  4. Molecular cloning and characterization of the 78-kilodalton glucose-regulated protein of Trypanosoma cruzi.

    PubMed Central

    Tibbetts, R S; Kim, I Y; Olson, C L; Barthel, L M; Sullivan, M A; Winquist, A G; Miller, S D; Engman, D M

    1994-01-01

    The protozoan Trypanosoma cruzi is the etiologic agent of Chagas' disease, an illness responsible for morbidity and death among millions of Latin Americans. Mice also develop this disease when infected with T. cruzi and are a useful model organism for the study of parasite-specific immune responses. To identify immunogenic T. cruzi antigens, serum from an infected mouse was used to isolate clones from a T. cruzi epimastigote cDNA expression library. One of these clones was found to encode the 78-kDa glucose-regulated protein (grp78), the endoplasmic reticular member of the 70-kDa heat shock protein (hsp70) family. Like the mammalian and yeast grp78s, the T. cruzi protein contains an endoplasmic reticular leader peptide and a carboxyl-terminal endoplasmic reticular retention sequence. T. cruzi grp78 is encoded by a tandemly arranged family of three genes located on a chromosome of 1.6 Mb. The effects on grp78 expression of heat shock and tunicamycin treatment, the latter of which specifically stimulates mammalian grp78, were investigated. While the level of the grp78 protein remained constant under all circumstances, grp78 mRNA was unaffected by heat shock but induced fivefold by tunicamycin. Finally, we found that grp78 is the most immunogenic of the T. cruzi heat shock proteins we have characterized, reacting strongly in immunoblots with sera from infected mice. Images PMID:8188375
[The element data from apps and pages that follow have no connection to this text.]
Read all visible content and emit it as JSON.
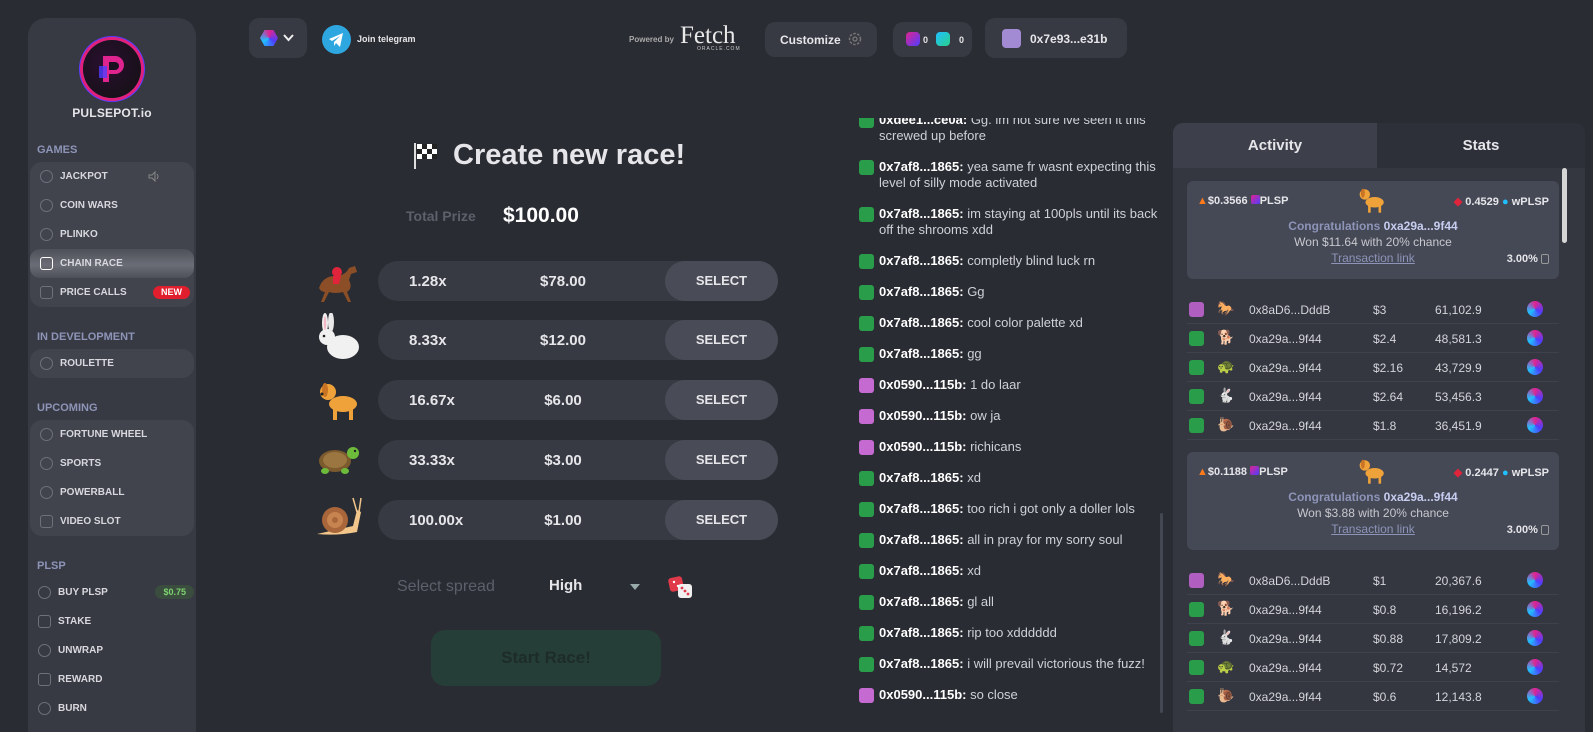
{
  "brand": {
    "name": "PULSEPOT.io"
  },
  "sidebar": {
    "games_title": "GAMES",
    "games": [
      {
        "label": "JACKPOT",
        "icon": "jackpot-icon"
      },
      {
        "label": "COIN WARS",
        "icon": "coin-icon"
      },
      {
        "label": "PLINKO",
        "icon": "plinko-icon"
      },
      {
        "label": "CHAIN RACE",
        "icon": "flag-icon",
        "active": true
      },
      {
        "label": "PRICE CALLS",
        "icon": "chart-icon",
        "badge": "NEW"
      }
    ],
    "dev_title": "IN DEVELOPMENT",
    "dev": [
      {
        "label": "ROULETTE",
        "icon": "roulette-icon"
      }
    ],
    "upcoming_title": "UPCOMING",
    "upcoming": [
      {
        "label": "FORTUNE WHEEL",
        "icon": "wheel-icon"
      },
      {
        "label": "SPORTS",
        "icon": "sports-icon"
      },
      {
        "label": "POWERBALL",
        "icon": "ball-icon"
      },
      {
        "label": "VIDEO SLOT",
        "icon": "slot-icon"
      }
    ],
    "plsp_title": "PLSP",
    "plsp": [
      {
        "label": "BUY PLSP",
        "icon": "buy-icon",
        "price": "$0.75"
      },
      {
        "label": "STAKE",
        "icon": "lock-icon"
      },
      {
        "label": "UNWRAP",
        "icon": "unwrap-icon"
      },
      {
        "label": "REWARD",
        "icon": "gift-icon"
      },
      {
        "label": "BURN",
        "icon": "fire-icon"
      }
    ]
  },
  "topbar": {
    "telegram": "Join telegram",
    "powered_by": "Powered by",
    "fetch_logo": "Fetch",
    "fetch_sub": "ORACLE.COM",
    "customize": "Customize",
    "balance_plsp": "0",
    "balance_wplsp": "0",
    "wallet": "0x7e93...e31b"
  },
  "race": {
    "title": "Create new race!",
    "prize_label": "Total Prize",
    "prize_value": "$100.00",
    "select_label": "SELECT",
    "runners": [
      {
        "animal": "horse-icon",
        "multiplier": "1.28x",
        "amount": "$78.00"
      },
      {
        "animal": "rabbit-icon",
        "multiplier": "8.33x",
        "amount": "$12.00"
      },
      {
        "animal": "dog-icon",
        "multiplier": "16.67x",
        "amount": "$6.00"
      },
      {
        "animal": "turtle-icon",
        "multiplier": "33.33x",
        "amount": "$3.00"
      },
      {
        "animal": "snail-icon",
        "multiplier": "100.00x",
        "amount": "$1.00"
      }
    ],
    "spread_label": "Select spread",
    "spread_value": "High",
    "start_label": "Start Race!"
  },
  "chat": [
    {
      "user": "0xdee1...ce0a",
      "text": "Gg. im not sure ive seen it this screwed up before",
      "color": "#2a9d4a"
    },
    {
      "user": "0x7af8...1865",
      "text": "yea same fr wasnt expecting this level of silly mode activated",
      "color": "#2a9d4a"
    },
    {
      "user": "0x7af8...1865",
      "text": "im staying at 100pls until its back off the shrooms xdd",
      "color": "#2a9d4a"
    },
    {
      "user": "0x7af8...1865",
      "text": "completly blind luck rn",
      "color": "#2a9d4a"
    },
    {
      "user": "0x7af8...1865",
      "text": "Gg",
      "color": "#2a9d4a"
    },
    {
      "user": "0x7af8...1865",
      "text": "cool color palette xd",
      "color": "#2a9d4a"
    },
    {
      "user": "0x7af8...1865",
      "text": "gg",
      "color": "#2a9d4a"
    },
    {
      "user": "0x0590...115b",
      "text": "1 do laar",
      "color": "#c46ad1"
    },
    {
      "user": "0x0590...115b",
      "text": "ow ja",
      "color": "#c46ad1"
    },
    {
      "user": "0x0590...115b",
      "text": "richicans",
      "color": "#c46ad1"
    },
    {
      "user": "0x7af8...1865",
      "text": "xd",
      "color": "#2a9d4a"
    },
    {
      "user": "0x7af8...1865",
      "text": "too rich i got only a doller lols",
      "color": "#2a9d4a"
    },
    {
      "user": "0x7af8...1865",
      "text": "all in pray for my sorry soul",
      "color": "#2a9d4a"
    },
    {
      "user": "0x7af8...1865",
      "text": "xd",
      "color": "#2a9d4a"
    },
    {
      "user": "0x7af8...1865",
      "text": "gl all",
      "color": "#2a9d4a"
    },
    {
      "user": "0x7af8...1865",
      "text": "rip too xdddddd",
      "color": "#2a9d4a"
    },
    {
      "user": "0x7af8...1865",
      "text": "i will prevail victorious the fuzz!",
      "color": "#2a9d4a"
    },
    {
      "user": "0x0590...115b",
      "text": "so close",
      "color": "#c46ad1"
    }
  ],
  "activity": {
    "tab_activity": "Activity",
    "tab_stats": "Stats",
    "races": [
      {
        "pot_usd": "$0.3566",
        "pot_token": "PLSP",
        "wplsp": "0.4529",
        "wplsp_label": "wPLSP",
        "congrats_prefix": "Congratulations",
        "winner": "0xa29a...9f44",
        "won_text": "Won $11.64 with 20% chance",
        "tx_label": "Transaction link",
        "fee": "3.00%",
        "rows": [
          {
            "animal": "🐎",
            "addr": "0x8aD6...DddB",
            "bet": "$3",
            "tokens": "61,102.9",
            "av": "#b05ec0"
          },
          {
            "animal": "🐕",
            "addr": "0xa29a...9f44",
            "bet": "$2.4",
            "tokens": "48,581.3",
            "av": "#2a9d4a"
          },
          {
            "animal": "🐢",
            "addr": "0xa29a...9f44",
            "bet": "$2.16",
            "tokens": "43,729.9",
            "av": "#2a9d4a"
          },
          {
            "animal": "🐇",
            "addr": "0xa29a...9f44",
            "bet": "$2.64",
            "tokens": "53,456.3",
            "av": "#2a9d4a"
          },
          {
            "animal": "🐌",
            "addr": "0xa29a...9f44",
            "bet": "$1.8",
            "tokens": "36,451.9",
            "av": "#2a9d4a"
          }
        ]
      },
      {
        "pot_usd": "$0.1188",
        "pot_token": "PLSP",
        "wplsp": "0.2447",
        "wplsp_label": "wPLSP",
        "congrats_prefix": "Congratulations",
        "winner": "0xa29a...9f44",
        "won_text": "Won $3.88 with 20% chance",
        "tx_label": "Transaction link",
        "fee": "3.00%",
        "rows": [
          {
            "animal": "🐎",
            "addr": "0x8aD6...DddB",
            "bet": "$1",
            "tokens": "20,367.6",
            "av": "#b05ec0"
          },
          {
            "animal": "🐕",
            "addr": "0xa29a...9f44",
            "bet": "$0.8",
            "tokens": "16,196.2",
            "av": "#2a9d4a"
          },
          {
            "animal": "🐇",
            "addr": "0xa29a...9f44",
            "bet": "$0.88",
            "tokens": "17,809.2",
            "av": "#2a9d4a"
          },
          {
            "animal": "🐢",
            "addr": "0xa29a...9f44",
            "bet": "$0.72",
            "tokens": "14,572",
            "av": "#2a9d4a"
          },
          {
            "animal": "🐌",
            "addr": "0xa29a...9f44",
            "bet": "$0.6",
            "tokens": "12,143.8",
            "av": "#2a9d4a"
          }
        ]
      }
    ]
  }
}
  5. Molecular epidemiology of domestic and sylvatic Trypanosoma cruzi infection in rural northwestern Argentina

    PubMed Central

    Cardinal, Marta V.; Lauricella, Marta A.; Ceballos, Leonardo A.; Lanati, Leonardo; Marcet, Paula L.; Levin, Mariano J.; Kitron, Uriel; Gürtler, Ricardo E.; Schijman, Alejandro G.

    2011-01-01

    Genetic diversity of Trypanosoma cruzi populations and parasite transmission dynamics have been well documented throughout the Americas, but few studies have been conducted in the Gran Chaco ecoregion, one of the most highly endemic areas for Chagas disease, caused by T. cruzi. In this study we assessed the distribution of T. cruzi lineages (identified by PCR strategies) in Triatoma infestans, domestic dogs, cats, humans and sylvatic mammals from two neighboring rural areas with different histories of transmission and vector control in northern Argentina. Lineage II predominated among the 99 isolates characterized and lineage I among the six isolates obtained from sylvatic mammals. Trypanosoma cruzi lineage IIe predominated in domestic habitats; it was found in 87% of 54 isolates from Tr. infestans, in 82% of 33 isolates from dogs, and in the four cats found infected. Domestic and sylvatic cycles overlapped in the study area in the late 1980s, when intense domestic transmission occurred, and still overlap marginally. The introduction of T. cruzi from sylvatic into domestic habitats is likely to occur very rarely in the current epidemiological context. The household distri